In 1963, Minnesota was one of the first states in the nation to pass a comprehensive archaeological law. The Minnesota Field Archaeology Act established the Office of the State Archaeologist (OSA) and promoted professional archaeological research. Three years later, the National Historic Preservation Act (NHPA) was passed and the era of cultural resource management (CRM) archaeology began. The NHPA established the National Register of Historic Places and state liaison offices that later became the Minnesota Historic Preservation Office's (MnHPOs). Section 106 of the NHPA required that federal agencies consider impacts of their actions on important historic properties and consult with the SHPOs about these actions. The gradual implementation of Section 106 in the late 1960s and early 1970s led to the great expansion of CRM.
The early 1970s saw great improvements in Minnesota research archaeology with archaeological undergraduate programs beginning at Moorhead State, Bemidji State, Mankato State, and St. Cloud State universities. The archaeological faculty at the University of Minnesota expanded and the Science Museum of Minnesota continued its archaeological activities. By the mid-1970s, CRM archaeology was not only protecting sites, but contributing to archaeological research with Trunk Highway and County Highway survey programs at MHS, the appearance of private contracting firms, and widespread federal agency interaction including archaeologists at Chippewa and Superior National Forests. In 1977, the Legislature began funding the MnHPO's Statewide Archaeological Survey, a program that lasted until 1981. The founding of the Institute for Minnesota Archaeology (IMA) initiated a new research era in 1982 with a privately based effort.
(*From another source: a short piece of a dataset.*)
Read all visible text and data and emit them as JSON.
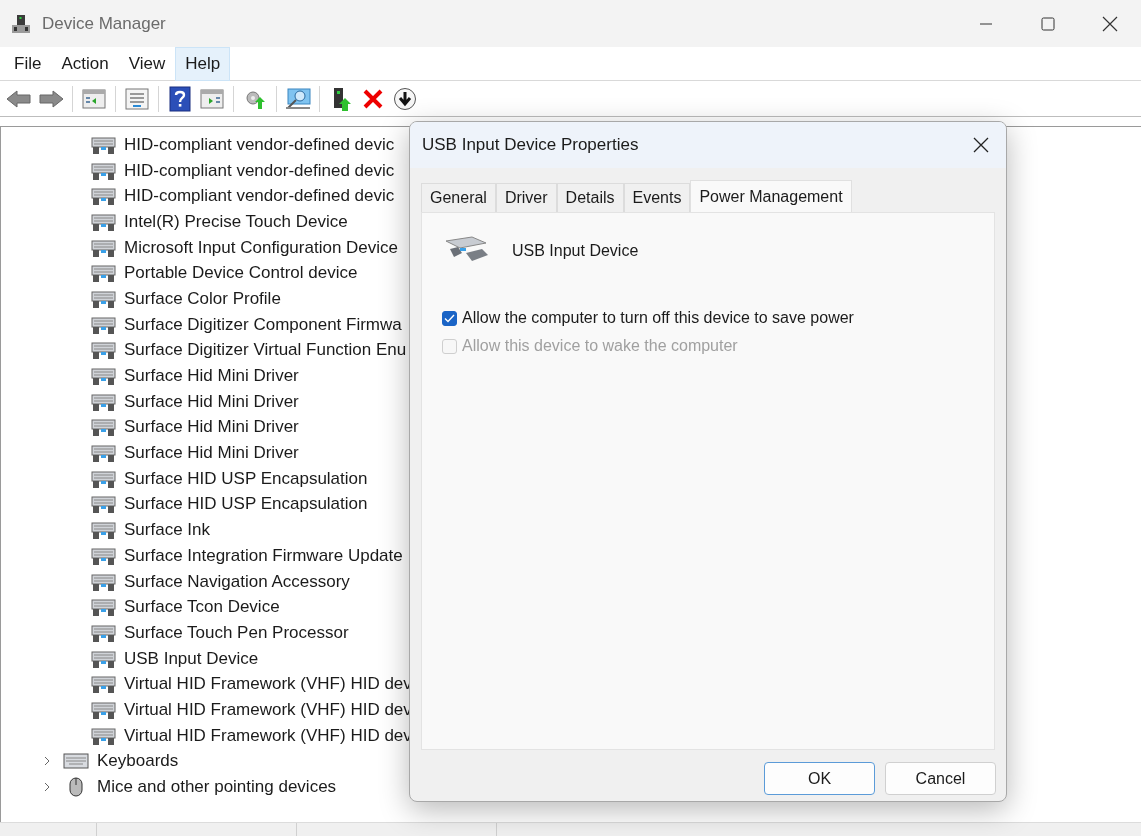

The 1980s witnessed CRM archaeology's increasing dominance over academic research archaeology in terms of employment and funding, although the various universities in Minnesota and the IMA continued to have robust archaeological research programs. This changed in the 1990s with the University of Minnesota abandoning its summer field schools, the archaeological program at Bemidji State disappearing, and the programs at St. Cloud State and Mankato State entering a temporary period of inactivity. Only Moorhead State and Hamline University continued to have strong field research programs by the end of the 1990s. The IMA filed for bankruptcy in 2003, a year that in many ways represents a low point for Minnesota research archaeology.
Minnesota Archaeology Today
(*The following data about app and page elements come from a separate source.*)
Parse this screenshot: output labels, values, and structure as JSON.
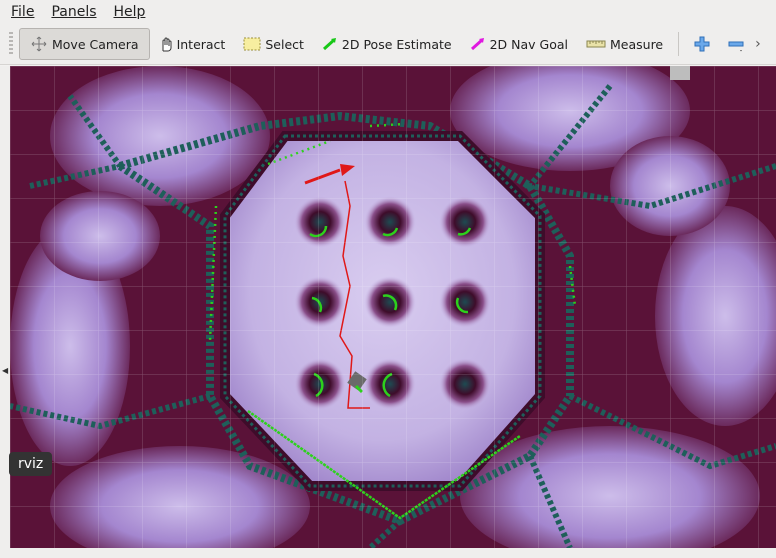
{
  "menu": {
    "file": "File",
    "panels": "Panels",
    "help": "Help"
  },
  "toolbar": {
    "move_camera": "Move Camera",
    "interact": "Interact",
    "select": "Select",
    "pose_estimate": "2D Pose Estimate",
    "nav_goal": "2D Nav Goal",
    "measure": "Measure",
    "more": "›"
  },
  "tooltip": "rviz",
  "colors": {
    "costmap_free": "#c8b8e6",
    "costmap_inflation": "#6a1a48",
    "obstacle": "#1e5f5a",
    "laser": "#2dd11c",
    "path": "#e01818",
    "pose_arrow": "#e01818",
    "pose_estimate_icon": "#18c818",
    "nav_goal_icon": "#e018e0",
    "zoom_icon": "#2f7fd8"
  },
  "icons": [
    "move-camera-icon",
    "interact-icon",
    "select-icon",
    "pose-estimate-icon",
    "nav-goal-icon",
    "measure-icon",
    "zoom-in-icon",
    "zoom-out-icon"
  ]
}
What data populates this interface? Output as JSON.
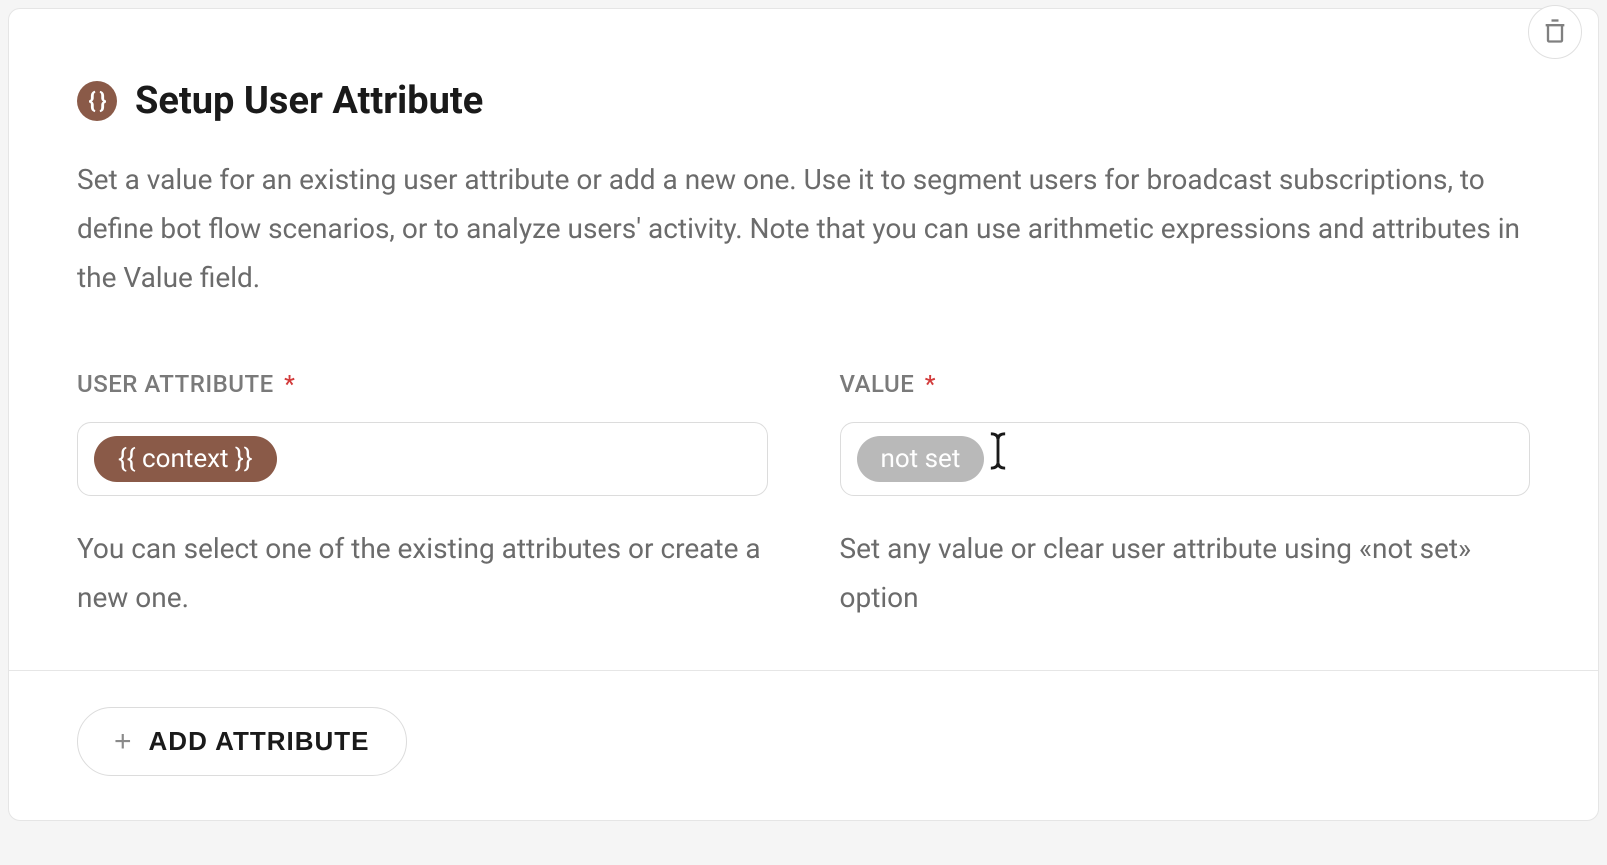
{
  "header": {
    "icon_label": "{ }",
    "title": "Setup User Attribute"
  },
  "description": "Set a value for an existing user attribute or add a new one. Use it to segment users for broadcast subscriptions, to define bot flow scenarios, or to analyze users' activity. Note that you can use arithmetic expressions and attributes in the Value field.",
  "fields": {
    "attribute": {
      "label": "USER ATTRIBUTE",
      "required_marker": "*",
      "chip_text": "{{ context }}",
      "helper": "You can select one of the existing attributes or create a new one."
    },
    "value": {
      "label": "VALUE",
      "required_marker": "*",
      "chip_text": "not set",
      "helper": "Set any value or clear user attribute using «not set» option"
    }
  },
  "footer": {
    "add_button_label": "ADD ATTRIBUTE",
    "add_button_plus": "+"
  }
}
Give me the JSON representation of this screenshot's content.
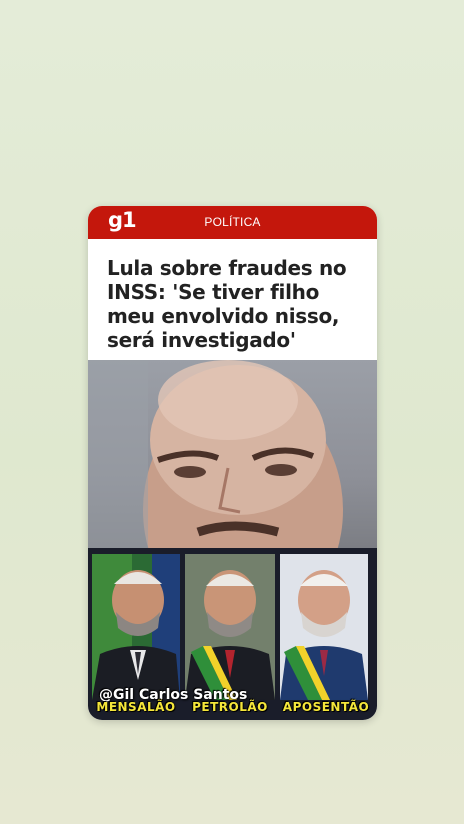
{
  "header": {
    "logo": "g1",
    "section": "POLÍTICA"
  },
  "article": {
    "headline": "Lula sobre fraudes no INSS: 'Se tiver filho meu envolvido nisso, será investigado'"
  },
  "collage": {
    "captions": [
      "MENSALÃO",
      "PETROLÃO",
      "APOSENTÃO"
    ],
    "watermark": "@Gil Carlos Santos"
  },
  "colors": {
    "brand_red": "#c4170c",
    "caption_yellow": "#f5e63a"
  }
}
Today, Minnesota archaeology has been re-invigorated by new personnel at the University of Minnesota, Moorhead State, Mankato State, St. Cloud State, Hamline, and the Science Museum of Minnesota. All these institutions are once again involved in robust field research, artifact analysis, and training of the next generation of archaeologists. The passage of the Minnesota Legacy Amendment in 2008 has provided significant funding for a Statewide Survey of Historical and Archaeological Sites in recent years. While the purpose of the survey is not research, site preservation cannot be done without knowing where sites are located and which ones are worthy of preservation.
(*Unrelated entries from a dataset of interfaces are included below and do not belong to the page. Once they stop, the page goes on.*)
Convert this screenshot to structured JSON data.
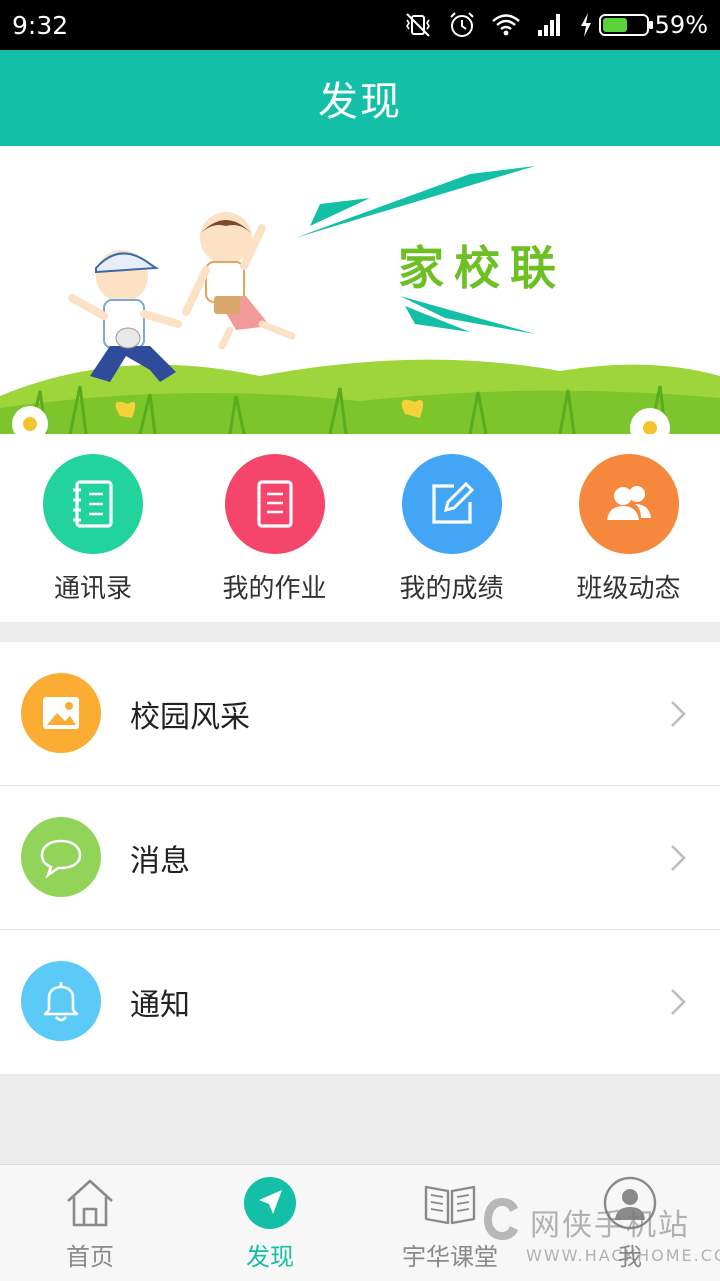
{
  "status_bar": {
    "time": "9:32",
    "battery_percent": "59%",
    "battery_level": 0.59,
    "icons": [
      "vibrate-off-icon",
      "alarm-icon",
      "wifi-icon",
      "signal-icon",
      "charging-icon",
      "battery-icon"
    ]
  },
  "header": {
    "title": "发现"
  },
  "banner": {
    "text": "家校联"
  },
  "shortcuts": [
    {
      "label": "通讯录",
      "icon": "notebook-icon",
      "color": "#22d39e"
    },
    {
      "label": "我的作业",
      "icon": "document-icon",
      "color": "#f5456a"
    },
    {
      "label": "我的成绩",
      "icon": "edit-icon",
      "color": "#42a5f5"
    },
    {
      "label": "班级动态",
      "icon": "people-icon",
      "color": "#f5883d"
    }
  ],
  "menu": [
    {
      "label": "校园风采",
      "icon": "image-icon",
      "color": "#fbac33"
    },
    {
      "label": "消息",
      "icon": "chat-bubble-icon",
      "color": "#92d35a"
    },
    {
      "label": "通知",
      "icon": "bell-icon",
      "color": "#5ccaf7"
    }
  ],
  "tabs": [
    {
      "label": "首页",
      "icon": "home-icon"
    },
    {
      "label": "发现",
      "icon": "compass-arrow-icon",
      "active": true
    },
    {
      "label": "宇华课堂",
      "icon": "book-icon"
    },
    {
      "label": "我",
      "icon": "user-icon"
    }
  ],
  "watermark": {
    "title": "网侠手机站",
    "url": "WWW.HACKHOME.COM"
  },
  "colors": {
    "accent": "#13bfa6",
    "background": "#ececec"
  }
}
Completed reports for the Statewide Survey are published on a designated page on this website. The Minnesota Historical Society also has a grants program funded by the Legacy Amendment that is available for those performing archaeological research.